Appendiceal intussusception happens when appendix segment is pulled into itself or into the cecum. This condition can mimic various chronic and acute abdominal conditions. It is an important entity to recognise since it could be mistaken for a caecal mass.
Appendiceal intussusception is a rare condition, with an estimated incidence of 0.01% of patients who underwent appendectomy 1.
Symptoms of appendiceal intussusception have been divided into four groups:
- asymptomatic patients
- symptoms similar to acute appendicitis
- symptoms consistent with intestinal intussusception: abdominal pain and vomiting occur for several days; bowel movements may be normal, or less frequently, there is constipation, diarrhoea or melaena
- a prolonged history of intermittent severe attacks of right lower quadrant abdominal pain.
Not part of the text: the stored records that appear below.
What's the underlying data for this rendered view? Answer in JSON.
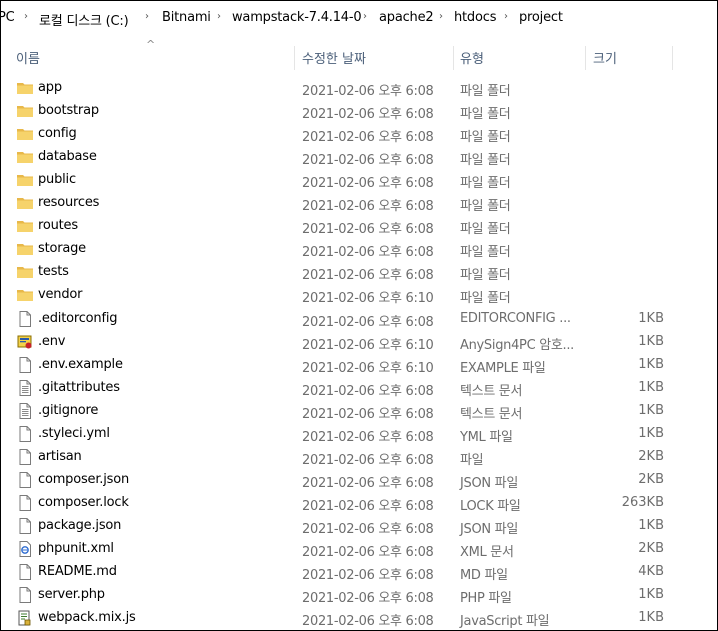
{
  "breadcrumb": [
    "PC",
    "로컬 디스크 (C:)",
    "Bitnami",
    "wampstack-7.4.14-0",
    "apache2",
    "htdocs",
    "project"
  ],
  "columns": {
    "name": "이름",
    "date": "수정한 날짜",
    "type": "유형",
    "size": "크기"
  },
  "files": [
    {
      "name": "app",
      "date": "2021-02-06 오후 6:08",
      "type": "파일 폴더",
      "size": "",
      "icon": "folder-icon"
    },
    {
      "name": "bootstrap",
      "date": "2021-02-06 오후 6:08",
      "type": "파일 폴더",
      "size": "",
      "icon": "folder-icon"
    },
    {
      "name": "config",
      "date": "2021-02-06 오후 6:08",
      "type": "파일 폴더",
      "size": "",
      "icon": "folder-icon"
    },
    {
      "name": "database",
      "date": "2021-02-06 오후 6:08",
      "type": "파일 폴더",
      "size": "",
      "icon": "folder-icon"
    },
    {
      "name": "public",
      "date": "2021-02-06 오후 6:08",
      "type": "파일 폴더",
      "size": "",
      "icon": "folder-icon"
    },
    {
      "name": "resources",
      "date": "2021-02-06 오후 6:08",
      "type": "파일 폴더",
      "size": "",
      "icon": "folder-icon"
    },
    {
      "name": "routes",
      "date": "2021-02-06 오후 6:08",
      "type": "파일 폴더",
      "size": "",
      "icon": "folder-icon"
    },
    {
      "name": "storage",
      "date": "2021-02-06 오후 6:08",
      "type": "파일 폴더",
      "size": "",
      "icon": "folder-icon"
    },
    {
      "name": "tests",
      "date": "2021-02-06 오후 6:08",
      "type": "파일 폴더",
      "size": "",
      "icon": "folder-icon"
    },
    {
      "name": "vendor",
      "date": "2021-02-06 오후 6:10",
      "type": "파일 폴더",
      "size": "",
      "icon": "folder-icon"
    },
    {
      "name": ".editorconfig",
      "date": "2021-02-06 오후 6:08",
      "type": "EDITORCONFIG ...",
      "size": "1KB",
      "icon": "file-icon"
    },
    {
      "name": ".env",
      "date": "2021-02-06 오후 6:10",
      "type": "AnySign4PC 암호...",
      "size": "1KB",
      "icon": "certificate-file-icon"
    },
    {
      "name": ".env.example",
      "date": "2021-02-06 오후 6:10",
      "type": "EXAMPLE 파일",
      "size": "1KB",
      "icon": "file-icon"
    },
    {
      "name": ".gitattributes",
      "date": "2021-02-06 오후 6:08",
      "type": "텍스트 문서",
      "size": "1KB",
      "icon": "text-file-icon"
    },
    {
      "name": ".gitignore",
      "date": "2021-02-06 오후 6:08",
      "type": "텍스트 문서",
      "size": "1KB",
      "icon": "text-file-icon"
    },
    {
      "name": ".styleci.yml",
      "date": "2021-02-06 오후 6:08",
      "type": "YML 파일",
      "size": "1KB",
      "icon": "file-icon"
    },
    {
      "name": "artisan",
      "date": "2021-02-06 오후 6:08",
      "type": "파일",
      "size": "2KB",
      "icon": "file-icon"
    },
    {
      "name": "composer.json",
      "date": "2021-02-06 오후 6:08",
      "type": "JSON 파일",
      "size": "2KB",
      "icon": "file-icon"
    },
    {
      "name": "composer.lock",
      "date": "2021-02-06 오후 6:08",
      "type": "LOCK 파일",
      "size": "263KB",
      "icon": "file-icon"
    },
    {
      "name": "package.json",
      "date": "2021-02-06 오후 6:08",
      "type": "JSON 파일",
      "size": "1KB",
      "icon": "file-icon"
    },
    {
      "name": "phpunit.xml",
      "date": "2021-02-06 오후 6:08",
      "type": "XML 문서",
      "size": "2KB",
      "icon": "xml-file-icon"
    },
    {
      "name": "README.md",
      "date": "2021-02-06 오후 6:08",
      "type": "MD 파일",
      "size": "4KB",
      "icon": "file-icon"
    },
    {
      "name": "server.php",
      "date": "2021-02-06 오후 6:08",
      "type": "PHP 파일",
      "size": "1KB",
      "icon": "file-icon"
    },
    {
      "name": "webpack.mix.js",
      "date": "2021-02-06 오후 6:08",
      "type": "JavaScript 파일",
      "size": "1KB",
      "icon": "script-file-icon"
    }
  ]
}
Vomiting and melaena may be present
The diagnosis is rarely made preoperatively because of its variable presentation and unspecific symptoms.
Appendiceal intussusception can occur without any underlying abnormality. Anatomical variations of the appendix and pathological conditions such as tumours or polyps, endometriosis, parasitism, cystic fibrosis, fecaliths and foreign bodies, have all been described as possible causes.
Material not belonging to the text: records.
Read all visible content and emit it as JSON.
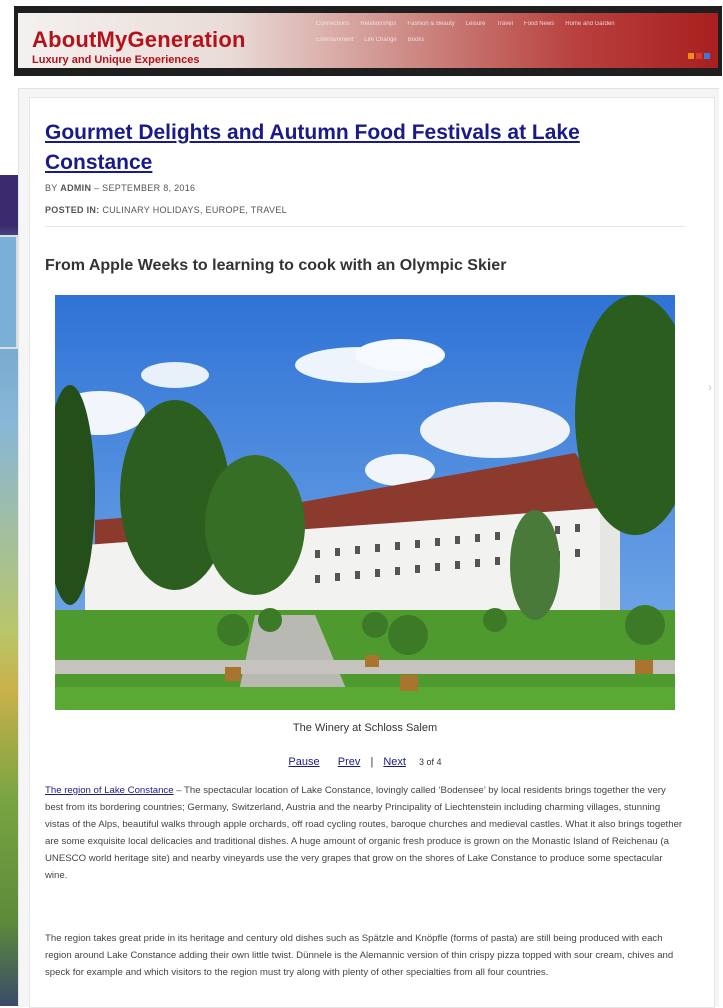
{
  "header": {
    "logo_title": "AboutMyGeneration",
    "logo_tagline": "Luxury and Unique Experiences",
    "nav_row1": [
      "Connections",
      "Relationships",
      "Fashion & Beauty",
      "Leisure",
      "Travel",
      "Food News",
      "Home and Garden"
    ],
    "nav_row2": [
      "Entertainment",
      "Life Change",
      "Books"
    ],
    "social_colors": [
      "#f08a1c",
      "#d83a2a",
      "#3b7ad8"
    ]
  },
  "post": {
    "title": "Gourmet Delights and Autumn Food Festivals at Lake Constance",
    "byline_prefix": "BY",
    "author": "ADMIN",
    "date": "– SEPTEMBER 8, 2016",
    "posted_label": "POSTED IN:",
    "categories": "CULINARY HOLIDAYS, EUROPE, TRAVEL",
    "subheading": "From Apple Weeks to learning to cook with an Olympic Skier"
  },
  "slideshow": {
    "caption": "The Winery at Schloss Salem",
    "pause": "Pause",
    "prev": "Prev",
    "separator": "|",
    "next": "Next",
    "counter": "3 of 4"
  },
  "body": {
    "p1_link": "The region of Lake Constance",
    "p1_text": " – The spectacular location of Lake Constance, lovingly called ‘Bodensee’ by local residents brings together the very best from its bordering countries; Germany, Switzerland, Austria and the nearby Principality of Liechtenstein including charming villages, stunning vistas of the Alps, beautiful walks through apple orchards, off road cycling routes, baroque churches and medieval castles. What it also brings together are some exquisite local delicacies and traditional dishes. A huge amount of organic fresh produce is grown on the Monastic Island of Reichenau (a UNESCO world heritage site) and nearby vineyards use the very grapes that grow on the shores of Lake Constance to produce some spectacular wine.",
    "p2_text": "The region takes great pride in its heritage and century old dishes such as Spätzle and Knöpfle (forms of pasta) are still being produced with each region around Lake Constance adding their own little twist. Dünnele is the Alemannic version of thin crispy pizza topped with sour cream, chives and speck for example and which visitors to the region must try along with plenty of other specialties from all four countries."
  },
  "colors": {
    "brand_red": "#b3121a",
    "link_blue": "#1a1a8a"
  }
}
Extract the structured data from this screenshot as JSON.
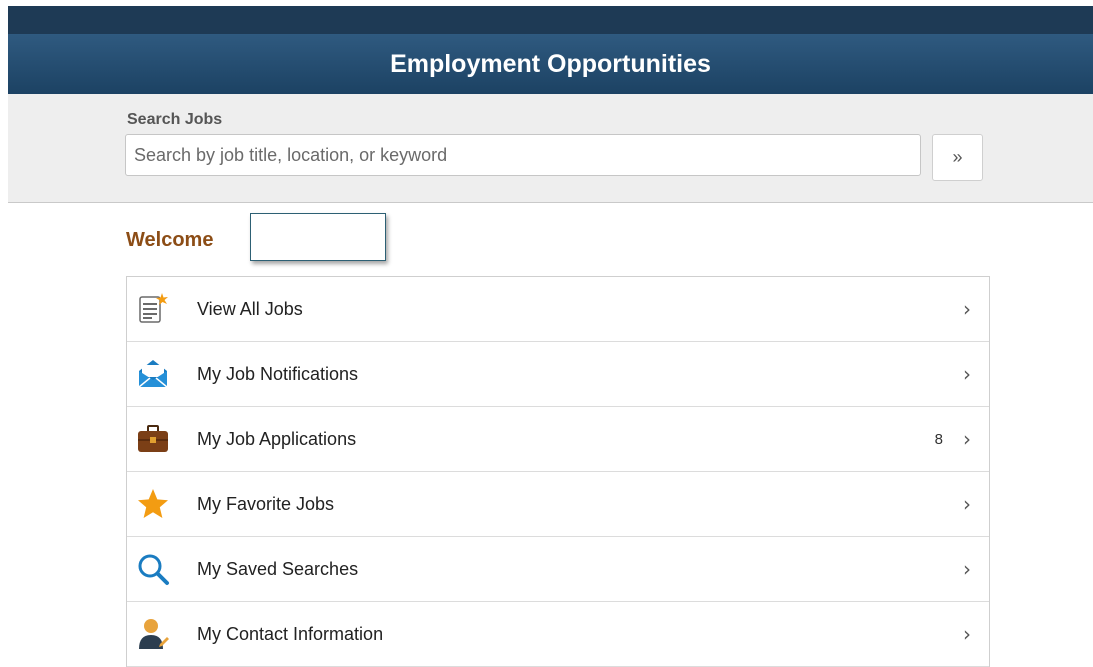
{
  "header": {
    "title": "Employment Opportunities"
  },
  "search": {
    "label": "Search Jobs",
    "placeholder": "Search by job title, location, or keyword",
    "value": "",
    "go_label": "»"
  },
  "welcome": {
    "label": "Welcome",
    "name": ""
  },
  "menu": {
    "items": [
      {
        "label": "View All Jobs",
        "icon": "job-list-icon",
        "count": ""
      },
      {
        "label": "My Job Notifications",
        "icon": "envelope-icon",
        "count": ""
      },
      {
        "label": "My Job Applications",
        "icon": "briefcase-icon",
        "count": "8"
      },
      {
        "label": "My Favorite Jobs",
        "icon": "star-icon",
        "count": ""
      },
      {
        "label": "My Saved Searches",
        "icon": "magnifier-icon",
        "count": ""
      },
      {
        "label": "My Contact Information",
        "icon": "contact-person-icon",
        "count": ""
      }
    ],
    "chevron": "›"
  },
  "colors": {
    "header_bg": "#1c4263",
    "welcome_text": "#8c4d16",
    "star": "#f39c12",
    "envelope": "#1a7cc1",
    "briefcase": "#7b3f16"
  }
}
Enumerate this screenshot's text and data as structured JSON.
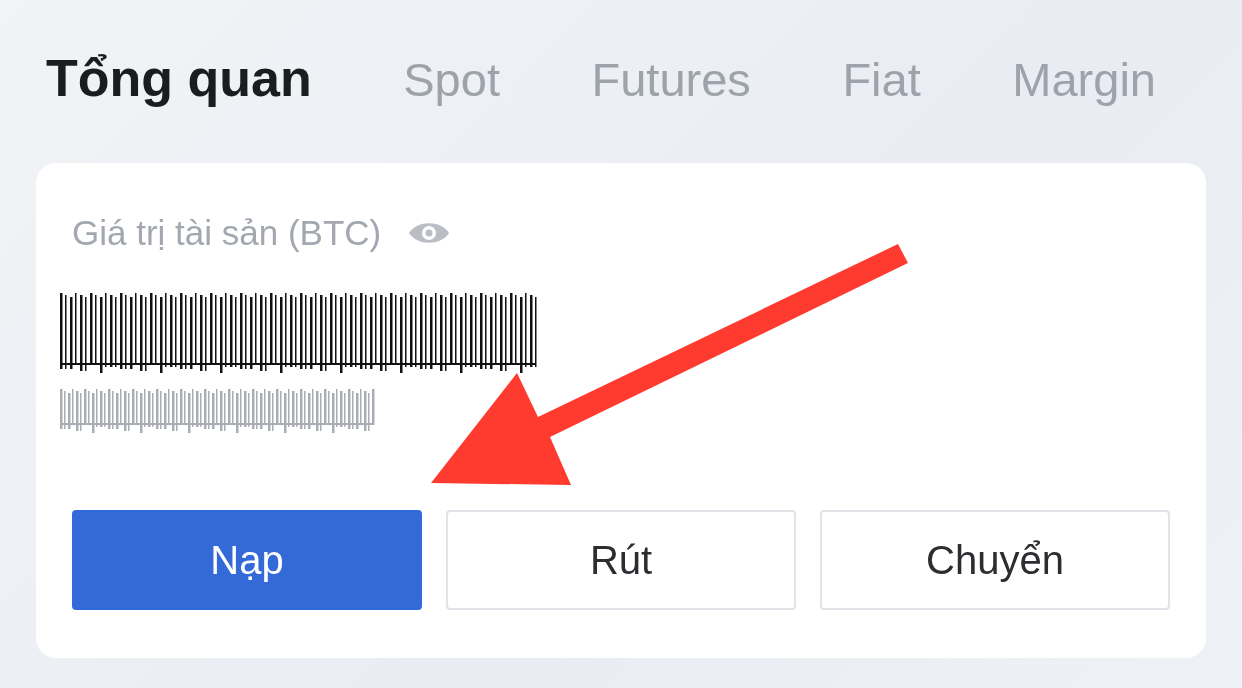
{
  "tabs": [
    {
      "label": "Tổng quan",
      "selected": true
    },
    {
      "label": "Spot",
      "selected": false
    },
    {
      "label": "Futures",
      "selected": false
    },
    {
      "label": "Fiat",
      "selected": false
    },
    {
      "label": "Margin",
      "selected": false
    }
  ],
  "asset_card": {
    "label": "Giá trị tài sản (BTC)",
    "masked_values": [
      {
        "kind": "primary"
      },
      {
        "kind": "secondary"
      }
    ],
    "buttons": [
      {
        "label": "Nạp",
        "kind": "primary"
      },
      {
        "label": "Rút",
        "kind": "outline"
      },
      {
        "label": "Chuyển",
        "kind": "outline"
      }
    ]
  },
  "annotations": [
    {
      "kind": "arrow"
    }
  ]
}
In most cases the radiographic findings are normal. When there is associated small bowel obstruction, abdominal radiographs can demonstrate features thereof (i.e. dilated small bowel loops with air-fluid levels).
Ultrasonography has a role, especially in children. Longitudinal sonograms may show the inverted appendix protruding into the caecal lumen.
Similar findings to the intestinal intussusception can be seen, which include:
CT is the most commonly used diagnostic modality. A CT scan can clearly show the appendix invaginated into the caecal lumen (see case 1).
The appearance of bowel-within-bowel, which identifies the appendix surrounded by the caecum, can be seen.
On imaging, differential considerations include
- 1. Laalim SA, Toughai I, Benjelloun el B et-al. Appendiceal intussusception to the cecum caused by mucocele of the appendix: Laparoscopic approach. Int J Surg Case Rep. 2012;3 (9): 445-7. doi:10.1016/j.ijscr.2012.04.019 - Free text at pubmed - Pubmed citation
- 2. Langsam LB, Raj PK, Galang CF. Intussusception of the appendix. Dis. Colon Rectum. 1984;27 (6): 387-92. Pubmed citation